> RECORDS SUPPLIED:

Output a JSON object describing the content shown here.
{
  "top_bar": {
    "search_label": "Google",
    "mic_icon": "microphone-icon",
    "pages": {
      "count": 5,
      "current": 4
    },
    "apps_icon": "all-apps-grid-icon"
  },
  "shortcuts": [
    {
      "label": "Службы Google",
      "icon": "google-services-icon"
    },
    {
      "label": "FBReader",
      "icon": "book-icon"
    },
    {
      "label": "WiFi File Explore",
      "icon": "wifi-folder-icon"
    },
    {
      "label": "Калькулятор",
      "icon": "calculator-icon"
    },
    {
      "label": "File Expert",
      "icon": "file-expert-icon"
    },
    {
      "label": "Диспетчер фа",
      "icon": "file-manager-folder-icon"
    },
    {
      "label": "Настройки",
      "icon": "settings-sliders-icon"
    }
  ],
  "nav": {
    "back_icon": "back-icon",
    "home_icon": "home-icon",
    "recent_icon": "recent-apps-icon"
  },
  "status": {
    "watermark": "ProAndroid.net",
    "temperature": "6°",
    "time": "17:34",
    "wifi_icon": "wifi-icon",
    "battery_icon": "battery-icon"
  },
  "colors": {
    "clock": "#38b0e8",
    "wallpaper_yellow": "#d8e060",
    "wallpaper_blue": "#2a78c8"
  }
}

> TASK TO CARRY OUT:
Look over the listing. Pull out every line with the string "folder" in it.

> RESULT OF THIS EXERCISE:
      "icon": "wifi-folder-icon"
      "icon": "file-manager-folder-icon"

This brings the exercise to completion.